The People’s Pledge backed by Kennedy and Liss-Riordan would penalize Markey for independent expenditures made by the many environmental groups supporting him, including Environment Massachusetts, which announced a $5 million independent expenditure campaign in September to support the senator’s re-election.

Kennedy himself has had outside committee contributions to his campaign, including from the General Electric Company Political Action Committee ($3,000 in August) and Comcast Corporation & NBC Universal PAC ($2,500, also in August), among many others. From January through September, Kennedy lists a total of over $241,000 in “other committee contributions.” Markey dwarfed that amount, with more than $529,000 in “other committee contributions. Liss-Riordan had $6,500.

Comparing Markey’s version of the People’s Pledge to the original 2012 People’s Pledge by Warren and Brown isn’t quite fair, according to John Walsh, senior campaign director for the senator. Citing election interference of outside groups and countries under President Donald Trump, he thinks makes for a different playing field.

Walsh pointed out that labor unions have endorsed all three candidates. “If they want to spend money advocating to members and to the people at large that Joe or Shannon are great, we’re not interested in limiting that,” he said.

Meet the Author

Sarah Betancourt

Reporter, CommonWealth magazine

About Sarah Betancourt

Sarah Betancourt is a bilingual journalist reporting across New England. Prior to joining Commonwealth, Sarah was a reporter for The Associated Press in Boston, and a correspondent with The Boston Globe and The Guardian. She has written about immigration, social justice, and health policy for outlets like NBC, The Boston Institute for Nonprofit Journalism, and the New York Law Journal. Sarah has reported stories such as a national look at teacher shortages, how databases are used by police departments to procure information on immigrants, and uncovered the spread of an infectious disease in children at a family detention center. She has covered the State House, local and national politics, crime and general assignment.

Sarah received a 2018 Investigative Reporters and Editors Award for her role in the ProPublica/NPR story, “They Got Hurt at Work and Then They Got Deported,” which explored how Florida employers and insurance companies were getting out of paying workers compensation benefits by using a state law to ensure injured undocumented workers were arrested or deported. Sarah attended Emerson College for a Bachelor’s Degree in Political Communication, and Columbia University for a fellowship and Master’s degree with the Stabile Center for Investigative Journalism.

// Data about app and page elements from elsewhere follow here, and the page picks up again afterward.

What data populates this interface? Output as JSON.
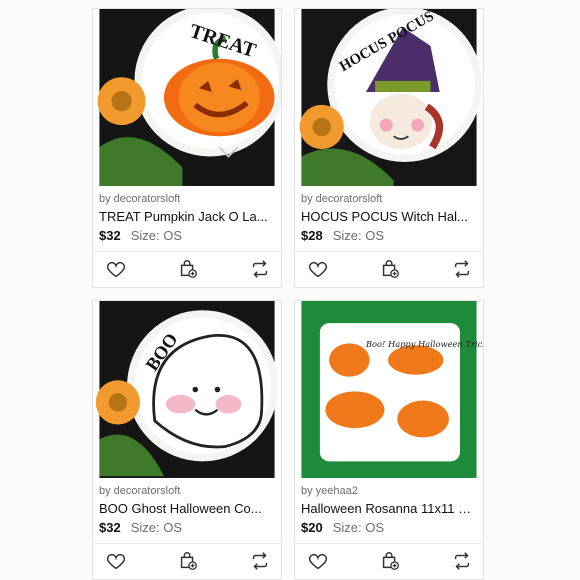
{
  "listings": [
    {
      "seller": "by decoratorsloft",
      "title": "TREAT Pumpkin Jack O La...",
      "price": "$32",
      "size": "Size: OS",
      "image_text": "TREAT"
    },
    {
      "seller": "by decoratorsloft",
      "title": "HOCUS POCUS Witch Hal...",
      "price": "$28",
      "size": "Size: OS",
      "image_text": "HOCUS POCUS"
    },
    {
      "seller": "by decoratorsloft",
      "title": "BOO Ghost Halloween Co...",
      "price": "$32",
      "size": "Size: OS",
      "image_text": "BOO"
    },
    {
      "seller": "by yeehaa2",
      "title": "Halloween Rosanna 11x11 Se...",
      "price": "$20",
      "size": "Size: OS",
      "image_text": "Boo! Happy Halloween Trick or Treat!"
    }
  ],
  "icons": {
    "like": "heart-icon",
    "bundle": "bag-plus-icon",
    "share": "share-arrows-icon"
  }
}
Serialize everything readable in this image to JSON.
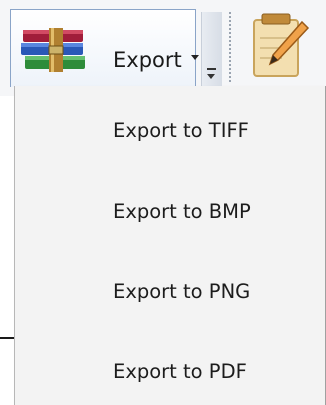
{
  "toolbar": {
    "export_button": {
      "label": "Export",
      "icon": "winrar-archive-icon"
    },
    "overflow_icon": "toolbar-overflow-chevron-icon",
    "notepad_icon": "notepad-pencil-icon"
  },
  "dropdown": {
    "items": [
      {
        "label": "Export to TIFF"
      },
      {
        "label": "Export to BMP"
      },
      {
        "label": "Export to PNG"
      },
      {
        "label": "Export to PDF"
      }
    ]
  },
  "colors": {
    "button_border": "#8aa4c8",
    "menu_background": "#f3f3f3",
    "menu_text": "#1c1c1c"
  }
}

About Sarah Betancourt

Sarah Betancourt is a bilingual journalist reporting across New England. Prior to joining Commonwealth, Sarah was a reporter for The Associated Press in Boston, and a correspondent with The Boston Globe and The Guardian. She has written about immigration, social justice, and health policy for outlets like NBC, The Boston Institute for Nonprofit Journalism, and the New York Law Journal. Sarah has reported stories such as a national look at teacher shortages, how databases are used by police departments to procure information on immigrants, and uncovered the spread of an infectious disease in children at a family detention center. She has covered the State House, local and national politics, crime and general assignment.

Sarah received a 2018 Investigative Reporters and Editors Award for her role in the ProPublica/NPR story, “They Got Hurt at Work and Then They Got Deported,” which explored how Florida employers and insurance companies were getting out of paying workers compensation benefits by using a state law to ensure injured undocumented workers were arrested or deported. Sarah attended Emerson College for a Bachelor’s Degree in Political Communication, and Columbia University for a fellowship and Master’s degree with the Stabile Center for Investigative Journalism.

Liss-Riordan has been endorsed by a group of IBEW local unions representing telephone workers. Kennedy is supported by Teamsters Local 25 and the Massachusetts State Council of Machinists. Markey still carries the backing of government service union AFSCME Council 93.

Any People’s Pledge would not take effect until all three candidates sign on, which means a People’s Pledge is unlikely to take effect.